Clodagh Cherry of CAFOD looked at issues of trade justice with her group of pupils, who played the ‘Banana Split Game’ to learn how profits from banana production are divided between the various parties involved from grower to shop.
Phil Main and Joey Dickenson held a singing workshop, including preparation for a signed singing performance with the children in the sharing session at the end of the day.
Everyone came back together at lunchtime, in the sports hall and outside in the sunshine.
Leni and Katie, with help later from Michelle and Helen Newton, created a calm corner where pupils were treated to head, shoulder and hand massages, as well as learning simple techniques and practising these on each other.
Everyone was invited to draw round their hand, decorate their handshape with their name, a peace message or picture and add it to the ‘Hands Up for Peace’ rainbow.
Helen Still and Ben looked after the badge-making stall. By the end of the lunch hour many pupils were wearing peace symbols as well as a range of other creative badge designs. Helen, Maria and Leni worked through the sharing session to clear the backlog of badges waiting to be made up.
At the next table, children were invited to write or draw on the theme ‘Envisioning Peace’.
Stalls along the opposite wall of the hall offered information about many peace and justice issues and campaigns: Bradley (Chelsea) Manning, No Trident Replacement, Campaign Against Arms Trade, Forces Watch, Drone Campaign Network, Cymdeithas y Cymod, CAFOD and more. Messages on the tablecloths referred to the impact of war on children: “Remember all the child victims of war” and “War kills children and other precious living things”, while peace flags graced the gym bars behind.
Outside, a large banner ‘Real Peace for All the World’ stretched along the fence, above and behind it another: ‘Violence breeds Violence. No More War.’
Frank and Humphrey with others kept an eye on the Give and Take free stall and explained to curious children that everything on it really was free – a practical demonstration of gift economy and abundance through sharing. Children had brought items they no longer needed for the stall and everyone was invited to take anything they wanted from it.
Free soft drink refreshments and donated fresh fruit were also available.

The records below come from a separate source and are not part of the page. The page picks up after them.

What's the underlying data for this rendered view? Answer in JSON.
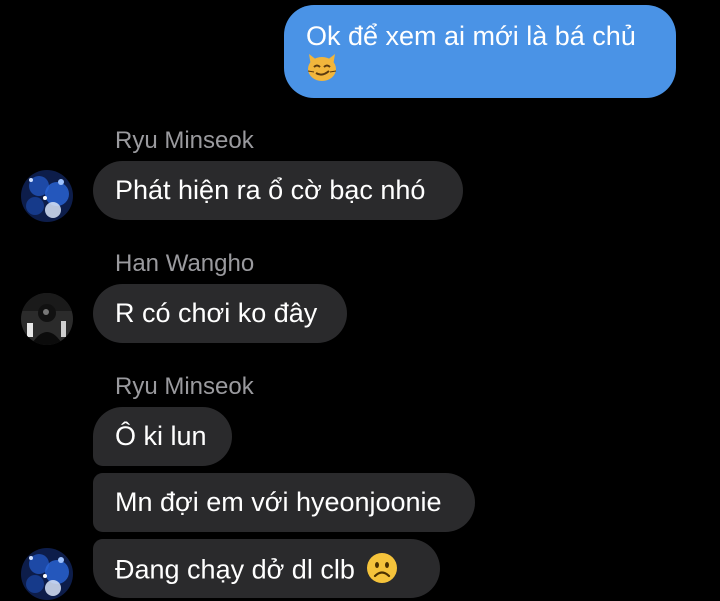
{
  "messages": [
    {
      "direction": "outgoing",
      "text": "Ok để xem ai mới là bá chủ",
      "emoji": "smirking-cat"
    },
    {
      "direction": "incoming",
      "sender": "Ryu Minseok",
      "text": "Phát hiện ra ổ cờ bạc nhó"
    },
    {
      "direction": "incoming",
      "sender": "Han Wangho",
      "text": "R có chơi ko đây"
    },
    {
      "direction": "incoming",
      "sender": "Ryu Minseok",
      "text": "Ô ki lun"
    },
    {
      "direction": "incoming",
      "text": "Mn đợi em với hyeonjoonie"
    },
    {
      "direction": "incoming",
      "text": "Đang chạy dở dl clb",
      "emoji": "frowning-face"
    }
  ],
  "colors": {
    "background": "#000000",
    "outgoing_bubble": "#4a93e6",
    "incoming_bubble": "#2a2a2c",
    "sender_name": "#9a9a9e"
  }
}
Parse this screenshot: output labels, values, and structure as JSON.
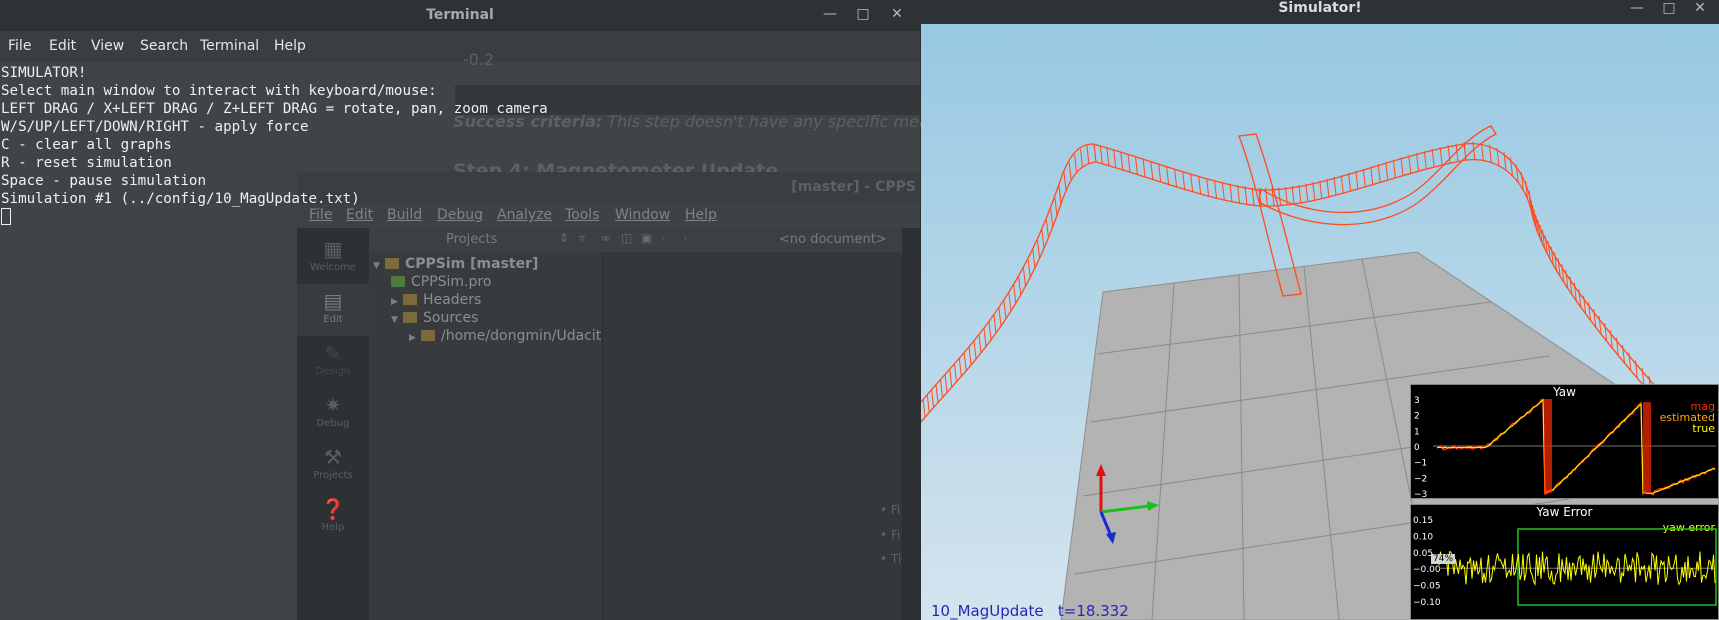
{
  "terminal": {
    "title": "Terminal",
    "menu": [
      "File",
      "Edit",
      "View",
      "Search",
      "Terminal",
      "Help"
    ],
    "lines": [
      "SIMULATOR!",
      "Select main window to interact with keyboard/mouse:",
      "LEFT DRAG / X+LEFT DRAG / Z+LEFT DRAG = rotate, pan, zoom camera",
      "W/S/UP/LEFT/DOWN/RIGHT - apply force",
      "C - clear all graphs",
      "R - reset simulation",
      "Space - pause simulation",
      "Simulation #1 (../config/10_MagUpdate.txt)"
    ]
  },
  "browser_ghost": {
    "value_fragment": "-0.2",
    "success_label": "Success criteria:",
    "success_text": "This step doesn't have any specific measurable",
    "heading": "Step 4: Magnetometer Update"
  },
  "qtcreator": {
    "title": "[master] - CPPS",
    "menu": [
      "File",
      "Edit",
      "Build",
      "Debug",
      "Analyze",
      "Tools",
      "Window",
      "Help"
    ],
    "projects_label": "Projects",
    "no_document": "<no document>",
    "modes": [
      {
        "label": "Welcome",
        "icon": "grid-icon"
      },
      {
        "label": "Edit",
        "icon": "edit-icon"
      },
      {
        "label": "Design",
        "icon": "design-icon"
      },
      {
        "label": "Debug",
        "icon": "bug-icon"
      },
      {
        "label": "Projects",
        "icon": "wrench-icon"
      },
      {
        "label": "Help",
        "icon": "help-icon"
      }
    ],
    "tree": {
      "root": "CPPSim [master]",
      "pro_file": "CPPSim.pro",
      "headers": "Headers",
      "sources": "Sources",
      "path": "/home/dongmin/Udacit"
    }
  },
  "simulator": {
    "title": "Simulator!",
    "scenario": "10_MagUpdate",
    "time_label": "t=18.332",
    "trajectory_color": "#ff4b1e",
    "sky_top": "#97c8e2",
    "sky_bottom": "#d4e4ee",
    "ground_color": "#b3b3b3"
  },
  "plots": {
    "yaw": {
      "title": "Yaw",
      "legend": [
        {
          "name": "mag",
          "color": "#ff2a00"
        },
        {
          "name": "estimated",
          "color": "#ffa500"
        },
        {
          "name": "true",
          "color": "#ffff00"
        }
      ],
      "y_ticks": [
        "3",
        "2",
        "1",
        "0",
        "−1",
        "−2",
        "−3"
      ]
    },
    "yaw_error": {
      "title": "Yaw Error",
      "legend": [
        {
          "name": "yaw error",
          "color": "#ffff00"
        }
      ],
      "y_ticks": [
        "0.15",
        "0.10",
        "0.05",
        "−0.00",
        "−0.05",
        "−0.10"
      ],
      "marker_label": "74%",
      "threshold_color": "#1fc41f"
    }
  }
}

Mel and Maria set up a couple of tables offering face-painting.
More peace symbols appeared, some of them inside hearts.
Mel, Richie and Laurie of Mountain Music had arrived earlier with drums and percussion instruments to offer workshops. One group of children spent the end of their lunch hour learning rhythms and drumming in the tipi.
All the morning workshops with the exception of the Peace Mala session were repeated with different groups in the afternoon. In addition, there was a large drumming and percussion workshop in the sports hall with many of the younger pupils at St. Christopher’s.
When these had finished, everyone came back together in the hall to share what they had learned.
Time was short as transport arrived to take visiting pupils back to their schools, but we heard feedback from most of the sessions, some of which was extremely powerful and moving; the children who had written poems performed them;
Michelle and Helen’s group sang a song they had prepared and Phil and Joey’s group sang and signed theirs.
We hope that every pupil who participated in the day will have taken something positive away with them towards the peaceful world we all need to help build.
Many thanks to St. Christopher’s school for their hospitality and accommodation, to all the visiting schools for taking part, to the workshop leaders and volunteers who gave their time and skills so generously, to everyone who made the day possible in one way or another. We also received some financial support this year from Cynefin y Werin and the Co-operative Community Fund to help with unavoidable expenses for this event and for the Peace Day in town on Saturday.
For more pictures from the day, see this flickr set.